In the Name of Humanity ends with an alternative to this false dichotomy: “To build a common world with a shared idea of humanity, based on gratitude.” With Arendt, Finkielkraut defines gratitude as an ethos that holds that “all that is given to man and is not constructed, chosen, or desired by him is not necessarily oppressive or alienating.” Gratitude would look to the past, if not with reverence, at least with respect; it would acknowledge that man is not the Lord of Time; it would embrace the fact the man appears in history as men and women, plunged into their various cultures and beliefs; it would provide a basis for a moderate humanism.
What should we think of this analysis of our contemporary condition? Finkielkraut writes with great skill; In the Name of Humanity is often poetic and moving. But at times I longed for the clarity of a historian of ideas like Isaiah Berlin or the willingness to make arguments of an analytic philosopher. Finkielkraut’s style, typically French, asserts when it should argue, and too often what needs spelling out simply hangs on the page begging for development. What, exactly, is Christianity’s role in ushering in the modern humanistic worldview? Finkielkraut can’t tell us. Does his ethic of gratitude seek to restore a richer understanding of the excellences of human nature or look to religion as a response to the weaknesses of contemporary humanism? Or what? Finkielkraut doesn’t say.
Moreover, Finkielkraut’s critical acumen occasionally deserts him. Is it really true that the sentimental humanitarianism of today’s Doctors Without Borders, if taken as the fount of our moral vision of the world, “may be just as cruel” as the lethal secular religions of the twentieth century? Finkielkraut can’t truly believe it, but he says it anyway: it sounds impressive. Globalization and the Internet do risk eroding the world’s variety and making us think we can get culture on the cheap. But the information revolution also brings wealth to people long used to economic misery, and globalization gives some men and women the only access they’ve ever had to high culture. Finkielkraut’s view of these dramatic changes is too bleak.
Such criticisms aside, however, In the Name of Humanity is a significant book. Finkielkraut is right to see the weakness of an ungrounded humanism, just as he is right to call for a way of life that restores to the world a dimension of givenness.

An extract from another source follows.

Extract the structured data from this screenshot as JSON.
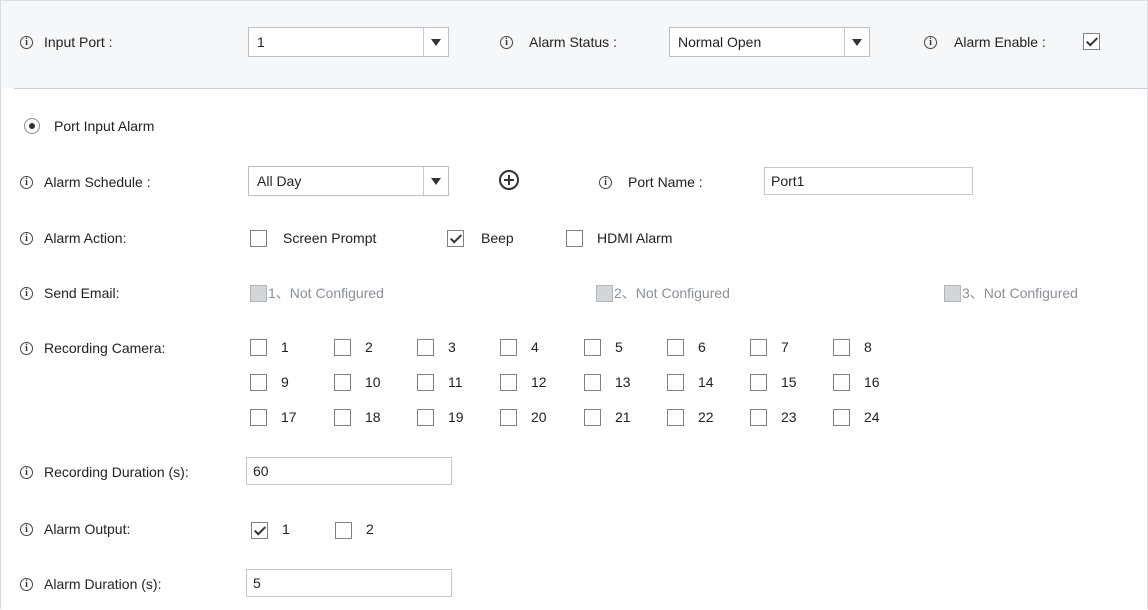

Solving the deeper problem that Finkielkraut leaves unaddressed—how such a restoration might happen—is the challenge we face today.
Brian C. Anderson is Senior Editor of City Journal, author of Raymond Aron: The Recovery of the Political, and co–editor, with Michael Novak, of Lexington Books’ new series, Religion, Politics, and Society in the New Millennium.